- Task -
Which lines in the data below contain the string "label"? Show each one.

- Dataset items -
*****

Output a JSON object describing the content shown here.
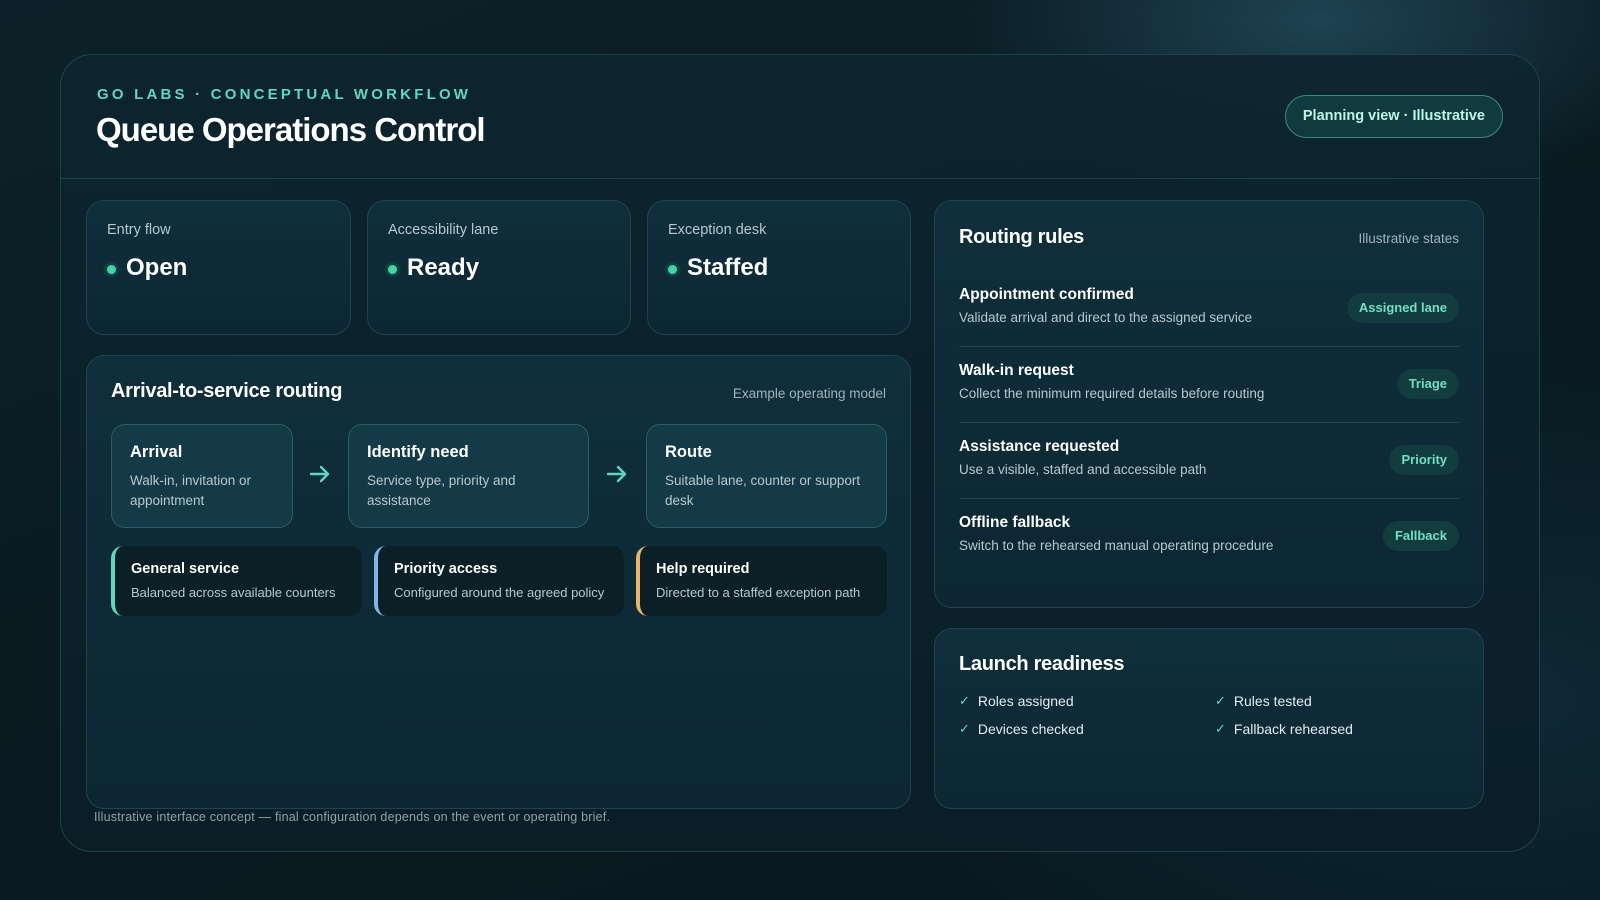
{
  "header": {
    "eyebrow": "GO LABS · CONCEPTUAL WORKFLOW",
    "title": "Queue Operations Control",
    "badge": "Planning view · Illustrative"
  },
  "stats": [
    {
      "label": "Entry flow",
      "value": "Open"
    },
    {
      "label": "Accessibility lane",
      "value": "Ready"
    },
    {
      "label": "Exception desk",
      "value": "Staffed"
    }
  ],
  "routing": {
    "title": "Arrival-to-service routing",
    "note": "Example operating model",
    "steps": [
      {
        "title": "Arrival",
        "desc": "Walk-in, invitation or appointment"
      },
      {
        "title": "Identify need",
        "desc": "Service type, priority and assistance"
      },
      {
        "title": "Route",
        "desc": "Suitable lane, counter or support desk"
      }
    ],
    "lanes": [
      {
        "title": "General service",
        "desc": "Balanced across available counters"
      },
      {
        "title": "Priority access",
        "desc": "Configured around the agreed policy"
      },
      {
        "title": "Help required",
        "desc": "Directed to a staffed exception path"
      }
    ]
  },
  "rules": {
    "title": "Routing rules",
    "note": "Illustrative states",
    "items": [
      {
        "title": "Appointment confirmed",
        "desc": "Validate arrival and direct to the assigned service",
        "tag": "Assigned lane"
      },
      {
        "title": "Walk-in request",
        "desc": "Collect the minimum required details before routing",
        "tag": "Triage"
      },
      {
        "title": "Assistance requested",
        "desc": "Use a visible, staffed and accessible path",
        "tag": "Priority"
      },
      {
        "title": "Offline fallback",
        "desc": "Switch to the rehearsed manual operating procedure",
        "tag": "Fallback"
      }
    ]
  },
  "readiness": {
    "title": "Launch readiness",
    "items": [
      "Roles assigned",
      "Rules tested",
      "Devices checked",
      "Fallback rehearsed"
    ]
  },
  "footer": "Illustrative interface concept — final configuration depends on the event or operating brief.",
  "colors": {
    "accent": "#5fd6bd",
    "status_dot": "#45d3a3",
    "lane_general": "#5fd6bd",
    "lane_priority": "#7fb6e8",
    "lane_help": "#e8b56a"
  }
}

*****

- Completed exercise -
      "label": "Entry flow",
      "label": "Accessibility lane",
      "label": "Exception desk",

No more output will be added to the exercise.